This is because it is one’s Uniqueness that gives us a place in the world and reassures us of the value of who we are. Acting from one’s Uniqueness guarantees success, it is fulfilling, heady, it gives Humanity the possibility of using all the riches of which each one of us is the bearer. Being faithful to one’s Uniqueness opens up the possibility of truly intimate relationships and partnership with creativity, with the development of networks that integrate many fields of knowledge; with empathy, with the logic of a win-win situation, and with sharing.
The respect for the riches of each human being has the same value as the respect that we should have for the Planet that hosts us and bestows upon us so unconditionally its riches. To promote, through focused efforts, individual expression that is deep and unique is an endeavor that has enormous repercussions for the quality of life and the level of respect for all that surrounds us.

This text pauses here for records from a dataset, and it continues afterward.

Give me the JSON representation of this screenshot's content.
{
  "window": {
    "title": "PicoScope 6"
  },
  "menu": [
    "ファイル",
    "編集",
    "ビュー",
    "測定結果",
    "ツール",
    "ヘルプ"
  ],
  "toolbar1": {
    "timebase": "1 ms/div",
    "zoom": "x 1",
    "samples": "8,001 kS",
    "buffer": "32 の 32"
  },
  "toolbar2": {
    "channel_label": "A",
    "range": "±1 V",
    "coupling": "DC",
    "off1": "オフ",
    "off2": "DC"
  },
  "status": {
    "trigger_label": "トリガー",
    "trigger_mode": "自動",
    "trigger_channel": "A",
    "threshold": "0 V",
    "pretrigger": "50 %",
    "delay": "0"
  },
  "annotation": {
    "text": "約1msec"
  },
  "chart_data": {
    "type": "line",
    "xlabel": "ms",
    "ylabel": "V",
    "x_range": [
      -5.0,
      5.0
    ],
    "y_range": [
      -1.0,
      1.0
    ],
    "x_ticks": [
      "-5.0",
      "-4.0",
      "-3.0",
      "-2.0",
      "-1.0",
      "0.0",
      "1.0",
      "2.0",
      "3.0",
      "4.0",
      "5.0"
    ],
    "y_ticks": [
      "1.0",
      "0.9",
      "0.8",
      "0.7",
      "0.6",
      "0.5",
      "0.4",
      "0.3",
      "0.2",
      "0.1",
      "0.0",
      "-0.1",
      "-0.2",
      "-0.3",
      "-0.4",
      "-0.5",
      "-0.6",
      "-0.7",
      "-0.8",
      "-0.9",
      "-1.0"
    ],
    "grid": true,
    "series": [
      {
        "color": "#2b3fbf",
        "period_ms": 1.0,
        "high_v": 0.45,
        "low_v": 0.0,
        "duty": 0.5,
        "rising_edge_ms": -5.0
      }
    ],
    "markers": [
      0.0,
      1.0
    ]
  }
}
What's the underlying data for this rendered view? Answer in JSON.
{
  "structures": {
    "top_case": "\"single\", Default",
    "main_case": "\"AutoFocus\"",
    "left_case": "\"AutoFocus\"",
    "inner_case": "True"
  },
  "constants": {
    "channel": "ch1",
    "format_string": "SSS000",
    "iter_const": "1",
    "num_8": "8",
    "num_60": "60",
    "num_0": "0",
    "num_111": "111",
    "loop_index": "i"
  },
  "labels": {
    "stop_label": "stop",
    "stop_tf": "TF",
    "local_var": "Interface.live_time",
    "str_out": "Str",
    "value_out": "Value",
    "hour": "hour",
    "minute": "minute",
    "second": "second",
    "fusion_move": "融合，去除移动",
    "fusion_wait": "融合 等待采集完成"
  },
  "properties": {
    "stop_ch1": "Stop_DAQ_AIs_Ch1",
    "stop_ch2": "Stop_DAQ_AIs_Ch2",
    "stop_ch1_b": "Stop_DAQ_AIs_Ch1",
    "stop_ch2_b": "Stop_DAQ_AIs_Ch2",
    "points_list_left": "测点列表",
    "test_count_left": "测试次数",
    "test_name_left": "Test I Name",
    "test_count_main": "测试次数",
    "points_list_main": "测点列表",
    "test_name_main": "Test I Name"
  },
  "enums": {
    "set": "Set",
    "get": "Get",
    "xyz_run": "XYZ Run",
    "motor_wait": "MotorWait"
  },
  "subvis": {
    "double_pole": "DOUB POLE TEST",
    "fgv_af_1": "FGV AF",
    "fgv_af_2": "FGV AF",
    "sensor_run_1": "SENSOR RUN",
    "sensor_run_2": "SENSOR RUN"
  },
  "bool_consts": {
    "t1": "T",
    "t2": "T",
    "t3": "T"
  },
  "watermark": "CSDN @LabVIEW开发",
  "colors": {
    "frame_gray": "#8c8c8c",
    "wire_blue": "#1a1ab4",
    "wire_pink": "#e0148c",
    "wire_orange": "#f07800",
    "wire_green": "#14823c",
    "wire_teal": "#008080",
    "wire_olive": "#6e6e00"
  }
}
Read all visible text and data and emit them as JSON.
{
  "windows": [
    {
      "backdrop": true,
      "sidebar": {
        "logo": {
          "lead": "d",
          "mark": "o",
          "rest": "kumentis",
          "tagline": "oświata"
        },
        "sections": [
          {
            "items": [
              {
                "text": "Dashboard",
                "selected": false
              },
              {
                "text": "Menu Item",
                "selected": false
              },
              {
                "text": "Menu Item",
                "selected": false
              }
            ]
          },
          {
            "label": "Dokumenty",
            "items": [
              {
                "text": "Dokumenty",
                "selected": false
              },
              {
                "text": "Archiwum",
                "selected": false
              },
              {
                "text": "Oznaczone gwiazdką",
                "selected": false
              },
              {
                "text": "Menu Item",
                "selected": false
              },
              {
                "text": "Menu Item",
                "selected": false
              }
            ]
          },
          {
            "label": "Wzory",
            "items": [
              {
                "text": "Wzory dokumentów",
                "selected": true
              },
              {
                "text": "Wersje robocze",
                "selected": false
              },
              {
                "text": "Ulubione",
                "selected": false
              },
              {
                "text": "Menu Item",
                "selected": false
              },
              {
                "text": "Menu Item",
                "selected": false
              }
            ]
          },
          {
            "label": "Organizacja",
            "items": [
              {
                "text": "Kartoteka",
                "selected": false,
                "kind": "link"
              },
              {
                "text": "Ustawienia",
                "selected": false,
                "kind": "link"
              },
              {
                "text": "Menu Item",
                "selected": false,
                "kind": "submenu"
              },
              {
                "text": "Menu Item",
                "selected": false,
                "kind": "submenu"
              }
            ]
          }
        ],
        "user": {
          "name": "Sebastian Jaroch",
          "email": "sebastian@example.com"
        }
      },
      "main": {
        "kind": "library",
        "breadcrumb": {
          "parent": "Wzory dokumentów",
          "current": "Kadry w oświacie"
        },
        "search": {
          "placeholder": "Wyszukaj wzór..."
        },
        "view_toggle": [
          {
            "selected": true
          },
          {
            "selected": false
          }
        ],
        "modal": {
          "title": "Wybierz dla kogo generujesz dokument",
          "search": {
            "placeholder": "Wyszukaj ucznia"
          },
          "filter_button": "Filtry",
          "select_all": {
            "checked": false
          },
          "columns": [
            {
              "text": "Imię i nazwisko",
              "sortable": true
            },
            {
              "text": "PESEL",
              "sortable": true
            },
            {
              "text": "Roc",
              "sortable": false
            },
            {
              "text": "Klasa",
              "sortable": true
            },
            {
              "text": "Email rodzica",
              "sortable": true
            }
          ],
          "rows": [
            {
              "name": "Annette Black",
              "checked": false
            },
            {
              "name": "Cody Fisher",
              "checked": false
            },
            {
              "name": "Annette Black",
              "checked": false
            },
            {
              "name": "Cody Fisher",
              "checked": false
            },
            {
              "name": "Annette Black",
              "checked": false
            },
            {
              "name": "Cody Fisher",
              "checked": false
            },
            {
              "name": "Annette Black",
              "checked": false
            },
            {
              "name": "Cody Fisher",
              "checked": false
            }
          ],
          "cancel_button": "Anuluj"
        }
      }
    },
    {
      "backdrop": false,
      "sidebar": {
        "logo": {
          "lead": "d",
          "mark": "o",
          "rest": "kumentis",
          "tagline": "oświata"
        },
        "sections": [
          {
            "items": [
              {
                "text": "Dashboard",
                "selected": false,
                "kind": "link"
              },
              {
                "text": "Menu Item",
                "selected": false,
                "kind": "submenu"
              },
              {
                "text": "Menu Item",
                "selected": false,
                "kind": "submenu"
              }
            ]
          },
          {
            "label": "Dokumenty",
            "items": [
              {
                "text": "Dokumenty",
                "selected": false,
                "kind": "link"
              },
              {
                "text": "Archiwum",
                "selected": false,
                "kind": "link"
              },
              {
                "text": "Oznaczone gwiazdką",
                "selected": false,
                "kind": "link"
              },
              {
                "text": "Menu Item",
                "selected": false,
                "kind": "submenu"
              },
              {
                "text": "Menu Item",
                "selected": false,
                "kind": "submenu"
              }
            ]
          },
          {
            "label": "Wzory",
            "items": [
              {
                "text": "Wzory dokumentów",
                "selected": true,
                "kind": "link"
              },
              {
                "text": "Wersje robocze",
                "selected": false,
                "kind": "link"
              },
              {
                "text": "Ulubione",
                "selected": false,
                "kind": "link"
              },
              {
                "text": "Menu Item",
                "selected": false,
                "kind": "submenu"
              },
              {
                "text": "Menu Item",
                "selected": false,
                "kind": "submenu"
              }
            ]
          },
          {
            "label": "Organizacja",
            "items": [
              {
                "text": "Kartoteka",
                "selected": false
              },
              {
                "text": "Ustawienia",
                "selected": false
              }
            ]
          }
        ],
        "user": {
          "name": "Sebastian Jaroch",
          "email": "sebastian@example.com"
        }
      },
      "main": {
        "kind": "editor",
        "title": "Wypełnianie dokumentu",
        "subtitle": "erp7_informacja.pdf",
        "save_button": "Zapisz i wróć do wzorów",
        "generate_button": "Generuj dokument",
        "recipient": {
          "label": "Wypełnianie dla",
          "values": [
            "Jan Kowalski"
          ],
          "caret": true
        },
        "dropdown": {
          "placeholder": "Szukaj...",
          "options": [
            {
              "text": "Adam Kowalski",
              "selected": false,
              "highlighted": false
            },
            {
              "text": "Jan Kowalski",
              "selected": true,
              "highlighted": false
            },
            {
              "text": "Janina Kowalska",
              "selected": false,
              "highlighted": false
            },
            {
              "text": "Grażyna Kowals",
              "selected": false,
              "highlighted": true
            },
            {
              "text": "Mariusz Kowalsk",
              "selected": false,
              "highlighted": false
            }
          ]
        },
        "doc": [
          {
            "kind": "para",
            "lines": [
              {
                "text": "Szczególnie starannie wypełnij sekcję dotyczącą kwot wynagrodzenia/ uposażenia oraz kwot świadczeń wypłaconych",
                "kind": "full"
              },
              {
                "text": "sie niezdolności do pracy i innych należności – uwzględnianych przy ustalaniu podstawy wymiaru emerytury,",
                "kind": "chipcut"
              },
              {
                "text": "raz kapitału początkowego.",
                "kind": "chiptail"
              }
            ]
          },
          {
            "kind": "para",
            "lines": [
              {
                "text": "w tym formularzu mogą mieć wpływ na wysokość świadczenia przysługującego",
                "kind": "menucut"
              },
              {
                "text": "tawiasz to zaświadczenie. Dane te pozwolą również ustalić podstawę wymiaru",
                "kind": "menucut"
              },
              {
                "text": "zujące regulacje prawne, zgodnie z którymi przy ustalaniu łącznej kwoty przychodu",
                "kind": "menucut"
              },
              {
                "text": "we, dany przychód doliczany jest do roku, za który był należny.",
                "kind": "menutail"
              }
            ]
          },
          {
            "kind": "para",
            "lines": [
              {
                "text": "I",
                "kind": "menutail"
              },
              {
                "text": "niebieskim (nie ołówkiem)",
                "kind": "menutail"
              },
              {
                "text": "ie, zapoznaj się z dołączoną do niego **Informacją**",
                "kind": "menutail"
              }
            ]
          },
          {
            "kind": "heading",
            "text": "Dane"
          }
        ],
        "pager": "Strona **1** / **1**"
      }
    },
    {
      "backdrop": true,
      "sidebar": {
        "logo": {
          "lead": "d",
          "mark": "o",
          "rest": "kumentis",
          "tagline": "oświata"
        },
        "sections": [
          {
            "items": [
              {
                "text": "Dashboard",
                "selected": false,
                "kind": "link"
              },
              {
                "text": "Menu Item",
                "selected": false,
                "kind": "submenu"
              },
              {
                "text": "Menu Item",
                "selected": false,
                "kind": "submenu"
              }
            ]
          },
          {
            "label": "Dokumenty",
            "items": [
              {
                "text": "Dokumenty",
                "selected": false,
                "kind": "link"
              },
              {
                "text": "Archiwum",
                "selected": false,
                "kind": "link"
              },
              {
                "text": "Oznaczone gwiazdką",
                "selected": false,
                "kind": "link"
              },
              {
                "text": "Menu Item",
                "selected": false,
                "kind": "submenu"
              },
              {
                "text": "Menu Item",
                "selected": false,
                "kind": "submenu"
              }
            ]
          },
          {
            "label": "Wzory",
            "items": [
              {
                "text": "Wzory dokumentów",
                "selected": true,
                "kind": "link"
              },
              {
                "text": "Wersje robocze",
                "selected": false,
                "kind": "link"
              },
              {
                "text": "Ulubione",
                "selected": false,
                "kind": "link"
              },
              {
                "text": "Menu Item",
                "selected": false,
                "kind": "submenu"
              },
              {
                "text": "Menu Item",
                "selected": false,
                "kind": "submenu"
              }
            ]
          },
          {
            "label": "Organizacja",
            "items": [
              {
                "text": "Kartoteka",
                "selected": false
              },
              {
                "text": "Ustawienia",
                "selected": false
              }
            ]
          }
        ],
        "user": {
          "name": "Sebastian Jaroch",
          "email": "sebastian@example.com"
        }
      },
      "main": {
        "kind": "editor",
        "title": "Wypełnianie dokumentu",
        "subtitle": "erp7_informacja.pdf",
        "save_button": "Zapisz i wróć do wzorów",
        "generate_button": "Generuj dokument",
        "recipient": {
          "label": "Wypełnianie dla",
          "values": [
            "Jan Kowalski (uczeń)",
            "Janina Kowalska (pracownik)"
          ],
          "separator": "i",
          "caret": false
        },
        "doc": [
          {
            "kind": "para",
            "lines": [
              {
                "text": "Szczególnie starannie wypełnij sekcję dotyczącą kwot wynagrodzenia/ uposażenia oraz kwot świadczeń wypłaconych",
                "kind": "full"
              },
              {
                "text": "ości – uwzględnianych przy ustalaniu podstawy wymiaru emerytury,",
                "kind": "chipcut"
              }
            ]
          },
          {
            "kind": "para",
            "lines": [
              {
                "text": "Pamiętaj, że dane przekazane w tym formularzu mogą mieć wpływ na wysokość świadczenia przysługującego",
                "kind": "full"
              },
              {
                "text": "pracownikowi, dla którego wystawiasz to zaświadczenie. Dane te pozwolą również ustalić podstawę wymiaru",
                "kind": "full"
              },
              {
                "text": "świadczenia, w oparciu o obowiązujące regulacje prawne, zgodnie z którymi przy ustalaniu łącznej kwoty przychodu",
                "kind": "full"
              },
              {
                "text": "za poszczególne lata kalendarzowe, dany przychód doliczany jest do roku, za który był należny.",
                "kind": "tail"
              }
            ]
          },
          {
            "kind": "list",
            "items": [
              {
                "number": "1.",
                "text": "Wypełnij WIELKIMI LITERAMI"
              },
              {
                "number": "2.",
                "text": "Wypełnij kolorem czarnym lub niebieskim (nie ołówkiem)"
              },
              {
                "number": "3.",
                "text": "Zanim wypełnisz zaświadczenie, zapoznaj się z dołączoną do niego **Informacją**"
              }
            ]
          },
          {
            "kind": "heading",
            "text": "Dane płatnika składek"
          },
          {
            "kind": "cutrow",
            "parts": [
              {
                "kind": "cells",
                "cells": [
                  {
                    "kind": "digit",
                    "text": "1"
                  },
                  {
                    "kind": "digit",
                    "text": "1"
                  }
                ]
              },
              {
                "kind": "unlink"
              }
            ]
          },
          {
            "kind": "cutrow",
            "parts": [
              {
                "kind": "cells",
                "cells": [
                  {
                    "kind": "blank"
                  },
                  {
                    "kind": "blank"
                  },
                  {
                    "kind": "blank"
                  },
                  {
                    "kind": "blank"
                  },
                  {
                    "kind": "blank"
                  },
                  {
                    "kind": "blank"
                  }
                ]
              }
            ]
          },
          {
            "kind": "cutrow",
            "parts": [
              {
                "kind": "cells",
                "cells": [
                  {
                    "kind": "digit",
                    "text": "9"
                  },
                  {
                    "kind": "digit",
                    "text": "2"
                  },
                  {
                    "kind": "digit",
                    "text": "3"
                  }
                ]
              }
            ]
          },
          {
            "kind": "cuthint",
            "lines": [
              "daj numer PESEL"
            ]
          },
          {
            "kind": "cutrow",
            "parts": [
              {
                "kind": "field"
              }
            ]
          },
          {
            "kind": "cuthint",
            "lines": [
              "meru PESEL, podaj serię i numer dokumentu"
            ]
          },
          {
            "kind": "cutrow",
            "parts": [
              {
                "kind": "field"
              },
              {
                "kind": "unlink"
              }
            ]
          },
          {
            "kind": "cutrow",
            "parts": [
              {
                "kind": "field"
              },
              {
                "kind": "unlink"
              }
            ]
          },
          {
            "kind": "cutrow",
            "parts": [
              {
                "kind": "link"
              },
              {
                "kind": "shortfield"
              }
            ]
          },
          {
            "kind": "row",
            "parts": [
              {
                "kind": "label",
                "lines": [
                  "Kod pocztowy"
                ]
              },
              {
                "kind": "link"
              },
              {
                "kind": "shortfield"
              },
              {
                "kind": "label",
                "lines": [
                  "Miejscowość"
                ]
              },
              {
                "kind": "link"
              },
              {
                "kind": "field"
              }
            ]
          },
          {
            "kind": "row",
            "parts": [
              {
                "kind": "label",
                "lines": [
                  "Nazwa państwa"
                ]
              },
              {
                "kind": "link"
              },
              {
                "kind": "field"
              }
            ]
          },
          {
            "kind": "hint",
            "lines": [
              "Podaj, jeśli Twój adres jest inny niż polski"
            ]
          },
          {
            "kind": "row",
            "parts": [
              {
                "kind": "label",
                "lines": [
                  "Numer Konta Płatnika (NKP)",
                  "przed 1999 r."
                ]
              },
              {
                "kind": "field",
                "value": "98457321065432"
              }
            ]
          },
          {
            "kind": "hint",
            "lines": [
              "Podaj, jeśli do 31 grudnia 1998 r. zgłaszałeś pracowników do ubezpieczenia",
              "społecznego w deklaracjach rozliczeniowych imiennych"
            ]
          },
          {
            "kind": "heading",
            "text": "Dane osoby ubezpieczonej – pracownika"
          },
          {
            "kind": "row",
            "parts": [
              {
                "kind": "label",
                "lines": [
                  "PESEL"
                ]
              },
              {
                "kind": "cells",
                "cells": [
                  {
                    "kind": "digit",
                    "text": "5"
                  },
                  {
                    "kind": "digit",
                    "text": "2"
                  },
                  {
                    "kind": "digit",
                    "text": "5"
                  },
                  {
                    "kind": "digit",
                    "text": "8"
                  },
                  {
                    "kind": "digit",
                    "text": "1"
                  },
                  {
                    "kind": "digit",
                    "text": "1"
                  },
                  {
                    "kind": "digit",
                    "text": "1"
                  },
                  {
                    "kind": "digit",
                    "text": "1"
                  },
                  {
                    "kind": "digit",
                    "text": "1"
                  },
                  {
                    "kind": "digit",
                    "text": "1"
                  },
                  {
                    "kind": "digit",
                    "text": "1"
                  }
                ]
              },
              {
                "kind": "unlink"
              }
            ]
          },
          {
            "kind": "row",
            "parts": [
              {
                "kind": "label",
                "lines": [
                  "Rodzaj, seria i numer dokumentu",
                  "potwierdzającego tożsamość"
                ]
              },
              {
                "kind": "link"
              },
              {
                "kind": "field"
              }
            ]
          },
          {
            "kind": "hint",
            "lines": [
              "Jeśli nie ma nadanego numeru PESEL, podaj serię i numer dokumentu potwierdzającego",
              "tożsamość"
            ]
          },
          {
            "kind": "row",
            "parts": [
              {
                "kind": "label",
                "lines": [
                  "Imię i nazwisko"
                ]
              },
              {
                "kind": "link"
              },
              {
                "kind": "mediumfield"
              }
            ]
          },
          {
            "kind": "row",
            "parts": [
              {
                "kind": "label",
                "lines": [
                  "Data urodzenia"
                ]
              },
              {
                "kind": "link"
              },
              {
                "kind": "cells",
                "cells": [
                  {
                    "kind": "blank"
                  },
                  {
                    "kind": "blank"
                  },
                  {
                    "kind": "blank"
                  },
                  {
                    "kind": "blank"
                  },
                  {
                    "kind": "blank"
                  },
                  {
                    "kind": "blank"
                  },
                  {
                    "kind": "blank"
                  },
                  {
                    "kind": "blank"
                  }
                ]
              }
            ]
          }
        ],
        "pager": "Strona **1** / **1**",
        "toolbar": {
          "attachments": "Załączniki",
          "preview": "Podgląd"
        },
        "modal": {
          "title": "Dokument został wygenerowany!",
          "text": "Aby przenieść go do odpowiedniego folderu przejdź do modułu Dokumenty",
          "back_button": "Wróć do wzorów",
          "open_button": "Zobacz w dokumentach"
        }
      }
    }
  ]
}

For this reason, counseling, which does not focus on pathology but rather on the wellbeing of human beings, is an exceptional tool in this era of great change because it responds to new instances of complexity, unpredictability, vulnerability and the new. In particular, Voice Dialogue relational counseling has provided people with instruments to “flow” with the complexity of modern life, teaching them to manage first and foremost their inner complexity without either judging or renouncing any part of themselves.
In conclusion, we believe that to support the development of the Uniqueness of human beings means to safeguard a valuable resource and to make it available for a sustainment development of Humanity and the Planet.
Budde, J.; Collewijn, B. (2013). Me, my selves and I. Uitgeverij Thema
Dragotto, E. (2003). “Il conflitto esterno specchio del conflitto interno: Il dialogo delle voci interiori”, in La comunicazione come antidoto ai conflitti a cura di E. Cheli, Punto di fuga editore. http://www3.unisi.it/mastercomrel/articoli%20e%20saggi/art.dragotto.htm
Dyak, M., (1999). The Voice Dialogue Facilitator’s Handbook, Part 1: A Step-by-Step Guide to Working with the Aware Ego, Novato, New World Libray
Errani Civita, F. “Voice Dialogue: alla scoperta del nostro mondo interiore”; http://www.corem.unisi.it/bibliografia/articoli/errani_civita-voice_dialogue.pdf
Neukrug, E., S., (2015). The SAGE Encyclopedia of Theory in Counseling and Psychotherapy, SAGE Publications, Inc (Voice Dialogue counseling)
Stamboliev, R. “Coaching with Polarities. Introducing the Stretching technique”, in International Journal for Mentoring and Coaching, XII, nº 1, 2014, pp. 66-76.
Schwartz, R. “Our multiple selves” – Family therapy networker, 1987. http://www.hakomiinstitute.com/Forum/Issue10/OurMultipleSelves.pdf
Stone, H., Stone, S., (1993). Embracing Our Selves: The Voice Dialogue Manual. Nataraj Publishing
Stone, H., Stone, S., (1993) Embracing Your Inner Critic: Turning Self-Criticism into a Creative Asset. San Francisco: HarperSanFrancisco
Stone, H., Stone, S., (1989). Embracing Each Other — Relationship As Teacher, Healer & Guide. Delos, Inc., Albion, California
Stone H., Stone S. Principi e metodo del voice dialogue, http://www3.unisi.it/mastercomrel/articoli%20e%20saggi/principi%20voice.htm
Stone H., Stone S. Voice Dialogue: An Introduction to the Use of Voice Dialogue, http://voicedialogue.org/articles/Voice_Dialogue-_An_Introduction.htm
Stone H., Stone S. The Basic Elements of Voice Dialogue, Relationship, and the Psychology of Selves, their origins and development. http://www.voicedialogueinternational.com/pdf/Elements.pdf
Vargiu,J.G. (1974) SUBPERSONALITIES, Synthesis Volume I: The Realization of the Self. The Synthesis Press, Redwood City, CA http://www.synthesiscenter.org/articles/1660.pdf
Vargiu, J. G. (1974). The theory: Subpersonalities. Institute of Psychosynthesis.